Another way to address hygiene is to reduce the number of places an employee comes in physical contact with during their day. From the moment an employee arrives on site, for instance, workplace IoT can offer a more touchless environment by using sensors to automatically open doors, turn on lights or adjust temperature controls.


IoT-enabled wearable devices could be used to identify workers (that have opted in to share biometric information) that show signs of strain, fatigue, stress or other physical issues. Data collected from wearables can also help to show how employees interact with their environments, such as highlighting common walking routes through a factory floor. When integrated with worksite schematics, companies can analyze the risk of harm and injury from these actions. This same technology can also be used to notify staff about hazardous situations or prevent them from entering areas they are not authorized to access.

Devices with geolocation capabilities can also provide exact locations of employees, which can be critically important during crisis situations such as rescue operations.

Safety threats

Workplace IoT sensors can be used to mitigate a number of possible threats to employee health and safety:

  • Fire safety sensors can identify rises in temperature.
  • Movement sensors can help detect unauthorized visitors.
  • Sensors can be used to enhance vehicle safety by monitoring movement in warehouses and storage areas as well as on roads.

IoT Workplace Safety Privacy Best Practices

While organizations can benefit from these and other workplace safety uses, they should also be aware that some employees may have concerns around privacy or that the technology is being used to punish them. Here are some key steps you can take in order to maximize the benefit of workplace IoT:

  • Be open and transparent about what kind of data is being collected and why. That way, employees are less likely to worry about their privacy at work.
  • Ensure IoT data is used to drive meaningful action. This could include new or updated policies about how and when communal workspaces should be booked and used.
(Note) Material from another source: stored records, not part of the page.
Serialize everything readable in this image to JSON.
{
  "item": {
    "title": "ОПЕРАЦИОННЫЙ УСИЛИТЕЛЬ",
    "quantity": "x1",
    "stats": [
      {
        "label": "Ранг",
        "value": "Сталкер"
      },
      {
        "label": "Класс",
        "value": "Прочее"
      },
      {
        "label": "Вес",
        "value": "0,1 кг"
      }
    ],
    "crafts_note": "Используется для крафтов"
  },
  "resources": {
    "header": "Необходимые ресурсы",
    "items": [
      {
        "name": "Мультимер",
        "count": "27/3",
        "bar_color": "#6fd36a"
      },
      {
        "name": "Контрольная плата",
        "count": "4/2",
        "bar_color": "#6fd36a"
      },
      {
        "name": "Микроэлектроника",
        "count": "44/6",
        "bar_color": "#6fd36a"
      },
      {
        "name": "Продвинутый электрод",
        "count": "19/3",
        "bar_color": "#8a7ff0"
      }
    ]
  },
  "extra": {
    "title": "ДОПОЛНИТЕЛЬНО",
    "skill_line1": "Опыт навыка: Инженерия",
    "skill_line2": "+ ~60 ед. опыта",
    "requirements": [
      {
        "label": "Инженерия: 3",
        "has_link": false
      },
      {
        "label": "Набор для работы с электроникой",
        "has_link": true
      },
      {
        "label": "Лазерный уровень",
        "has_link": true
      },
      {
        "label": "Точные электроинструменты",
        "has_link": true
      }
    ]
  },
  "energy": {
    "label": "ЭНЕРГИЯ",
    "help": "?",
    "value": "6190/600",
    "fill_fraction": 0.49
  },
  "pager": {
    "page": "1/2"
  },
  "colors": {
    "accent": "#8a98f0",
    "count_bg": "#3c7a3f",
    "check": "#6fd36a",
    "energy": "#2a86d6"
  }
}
Make sure to mention in internal communications about these changes the importance of data collected for workplace safety IoT and how it is benefitting employees.
  • Practice good data governance regarding sensors that track employees, such as wearables.
  • Tap into the expertise of managed service providers who can offer insights about how the use of IoT in the workplace is evolving — as well as what might work best for your organization.

In recent years, the challenges of maintaining workplace health and safety have grown. Thankfully, IoT workplace safety improvements can help to keep your employees secure. Learn more about the power of the IoT to transform the future of work.

The author of this content is a paid contributor for Verizon.